Carrie went on to write 4 novels and 3 memoirs, including the Princess Diarist which she had been promoting in the run-up to her untimely death. The calibre of her talent for writing was often overshadowed by her Princess Leia fame but three of Carrie’s books made the New York Times bestseller list including Wishful Drinking which she adapted from her one-woman Broadway show.

With every award speech and TV interview she willingly exposed herself to levels few would be prepared to. Her quick wit and comfort with every element of herself (which is something we should perhaps all have a little more of) she controlled each situation whilst presenting her humble, humorist, down-to-earth self in a way that was truly infectious. One perfect such example came when presenting George Lucas a lifetime achievement award in 2005, she quipped that George had owned the rights to her likeness for so long that she had to send George a cheque for a couple of bucks each time she looked in the mirror. Carrie roasted George in a manner that only she could.

At Star Wars Celebrations her chemistry with Mark Hammill was always unrivalled, other than that of her chemistry with her beloved dog Gary, and those lucky enough to watch her interviews were presented with a Star Wars experience like no other.

Her later career saw her make a string of minor appearances in various TV shows and movies, in many of which she played herself.  Her repeat role as Angela in Family Guy saw her appear in their brilliant adaption of the original Star Wars trilogy where she starred as Mon Mothma alongside Alex Borstein (who voices Lois Griffin) who was playing Princess Leia.

Carrie returned to much acclaim in The Force Awakens, and perhaps it is here that one of the most poignant interchanges about her character are ever uttered,  firstly by Lon San Tekka who states “to me she is royalty” and then by Poe who replies, “Well, she certainly is that”.

Whilst she may have failed to secure more roles akin to the profile that of Star Wars, perhaps ultimately that was to be fitting. For us here at Channel Star Wars, and scores of other Star Wars fans worldwide, she was the epitome of all things that made Star Wars great: its approachability, its lack of perfection and the openness of the relationship between the cast and fans, which is unlike anything else in the world of popular culture.
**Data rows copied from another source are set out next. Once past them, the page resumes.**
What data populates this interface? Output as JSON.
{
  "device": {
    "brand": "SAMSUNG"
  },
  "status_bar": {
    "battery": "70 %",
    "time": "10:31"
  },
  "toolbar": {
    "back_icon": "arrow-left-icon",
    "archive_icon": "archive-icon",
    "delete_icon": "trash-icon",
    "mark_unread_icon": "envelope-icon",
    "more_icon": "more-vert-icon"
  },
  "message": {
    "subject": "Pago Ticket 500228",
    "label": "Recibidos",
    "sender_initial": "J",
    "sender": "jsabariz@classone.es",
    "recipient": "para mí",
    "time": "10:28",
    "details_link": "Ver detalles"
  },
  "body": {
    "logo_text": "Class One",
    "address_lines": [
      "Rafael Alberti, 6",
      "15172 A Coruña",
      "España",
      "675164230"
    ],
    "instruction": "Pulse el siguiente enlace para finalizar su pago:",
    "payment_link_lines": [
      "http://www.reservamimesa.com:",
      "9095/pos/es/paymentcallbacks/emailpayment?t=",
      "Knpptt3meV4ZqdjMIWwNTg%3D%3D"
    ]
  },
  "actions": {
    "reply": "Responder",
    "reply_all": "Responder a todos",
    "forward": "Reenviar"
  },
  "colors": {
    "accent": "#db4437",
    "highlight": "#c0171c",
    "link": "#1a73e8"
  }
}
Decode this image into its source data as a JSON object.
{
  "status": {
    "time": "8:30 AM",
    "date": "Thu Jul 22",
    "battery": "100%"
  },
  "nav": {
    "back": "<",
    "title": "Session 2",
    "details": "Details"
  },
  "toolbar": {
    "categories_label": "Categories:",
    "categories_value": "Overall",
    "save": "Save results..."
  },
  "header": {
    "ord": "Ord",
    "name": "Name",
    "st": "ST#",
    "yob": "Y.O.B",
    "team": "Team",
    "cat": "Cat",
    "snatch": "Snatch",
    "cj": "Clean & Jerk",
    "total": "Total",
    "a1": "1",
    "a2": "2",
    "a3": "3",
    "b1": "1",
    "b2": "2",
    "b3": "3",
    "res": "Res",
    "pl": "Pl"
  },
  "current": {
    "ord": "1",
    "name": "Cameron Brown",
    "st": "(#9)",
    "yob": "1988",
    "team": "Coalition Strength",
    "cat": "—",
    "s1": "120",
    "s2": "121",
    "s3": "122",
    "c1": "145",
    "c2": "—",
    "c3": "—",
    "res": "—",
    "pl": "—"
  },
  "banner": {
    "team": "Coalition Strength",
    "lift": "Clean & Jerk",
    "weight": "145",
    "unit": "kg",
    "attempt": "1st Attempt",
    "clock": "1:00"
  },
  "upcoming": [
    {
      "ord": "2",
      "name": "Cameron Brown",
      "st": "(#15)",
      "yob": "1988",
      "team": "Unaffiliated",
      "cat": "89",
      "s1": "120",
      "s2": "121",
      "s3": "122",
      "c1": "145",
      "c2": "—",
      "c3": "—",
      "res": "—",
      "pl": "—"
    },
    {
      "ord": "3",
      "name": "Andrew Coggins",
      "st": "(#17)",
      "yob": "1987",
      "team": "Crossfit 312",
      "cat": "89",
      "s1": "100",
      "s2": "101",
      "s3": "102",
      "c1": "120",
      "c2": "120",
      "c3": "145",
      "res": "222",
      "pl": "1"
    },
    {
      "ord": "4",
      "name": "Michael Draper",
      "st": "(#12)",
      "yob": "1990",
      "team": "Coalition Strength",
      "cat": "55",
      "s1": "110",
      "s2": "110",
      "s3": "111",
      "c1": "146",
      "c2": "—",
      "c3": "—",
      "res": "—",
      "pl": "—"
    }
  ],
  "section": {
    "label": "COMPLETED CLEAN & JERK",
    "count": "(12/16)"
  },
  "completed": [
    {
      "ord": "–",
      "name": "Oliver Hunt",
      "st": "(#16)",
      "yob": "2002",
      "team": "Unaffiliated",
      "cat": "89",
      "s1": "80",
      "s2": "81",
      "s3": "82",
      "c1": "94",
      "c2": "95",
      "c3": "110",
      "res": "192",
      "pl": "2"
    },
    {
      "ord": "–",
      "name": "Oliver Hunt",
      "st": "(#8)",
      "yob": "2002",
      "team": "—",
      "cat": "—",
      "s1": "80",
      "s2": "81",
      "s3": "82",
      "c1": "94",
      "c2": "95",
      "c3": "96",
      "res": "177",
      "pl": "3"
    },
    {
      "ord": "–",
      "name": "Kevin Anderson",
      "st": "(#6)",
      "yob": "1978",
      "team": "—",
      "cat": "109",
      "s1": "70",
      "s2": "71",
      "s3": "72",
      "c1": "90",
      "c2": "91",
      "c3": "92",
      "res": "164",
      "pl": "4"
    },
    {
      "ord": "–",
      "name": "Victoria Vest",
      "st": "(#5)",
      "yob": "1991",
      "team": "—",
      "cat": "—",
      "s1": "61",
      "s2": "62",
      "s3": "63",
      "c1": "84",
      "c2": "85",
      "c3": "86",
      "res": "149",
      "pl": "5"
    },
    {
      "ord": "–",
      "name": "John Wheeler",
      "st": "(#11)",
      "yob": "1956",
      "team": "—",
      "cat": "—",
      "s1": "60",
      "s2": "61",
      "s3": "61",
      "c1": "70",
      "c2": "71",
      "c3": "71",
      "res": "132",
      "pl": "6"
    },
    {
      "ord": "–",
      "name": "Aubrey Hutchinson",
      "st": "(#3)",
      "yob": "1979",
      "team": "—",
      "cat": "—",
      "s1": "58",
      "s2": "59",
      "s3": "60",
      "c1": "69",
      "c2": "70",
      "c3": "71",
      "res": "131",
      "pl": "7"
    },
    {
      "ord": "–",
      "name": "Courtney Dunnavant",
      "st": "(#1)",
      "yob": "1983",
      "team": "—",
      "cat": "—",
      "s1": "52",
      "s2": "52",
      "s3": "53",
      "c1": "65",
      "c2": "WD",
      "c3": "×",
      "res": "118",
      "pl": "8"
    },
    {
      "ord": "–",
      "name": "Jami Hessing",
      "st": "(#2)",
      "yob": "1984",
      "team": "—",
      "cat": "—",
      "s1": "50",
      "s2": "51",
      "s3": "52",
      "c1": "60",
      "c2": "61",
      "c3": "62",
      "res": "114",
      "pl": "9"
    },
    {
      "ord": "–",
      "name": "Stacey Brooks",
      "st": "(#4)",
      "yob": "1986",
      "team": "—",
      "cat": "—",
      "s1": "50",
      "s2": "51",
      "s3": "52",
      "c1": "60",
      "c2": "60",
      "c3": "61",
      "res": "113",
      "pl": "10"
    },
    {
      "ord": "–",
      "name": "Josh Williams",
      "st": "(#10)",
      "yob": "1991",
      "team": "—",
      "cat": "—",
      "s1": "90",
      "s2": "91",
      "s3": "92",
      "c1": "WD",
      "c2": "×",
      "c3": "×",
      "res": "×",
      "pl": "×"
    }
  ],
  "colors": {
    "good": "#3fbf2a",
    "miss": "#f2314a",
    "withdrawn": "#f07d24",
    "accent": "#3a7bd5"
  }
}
She didn’t just play Princess Leia, she was, and forever will be, our Princess.

So farewell Princess Carrie, may the force be with you, always.


Carrie Frances Fisher, 1956-2016.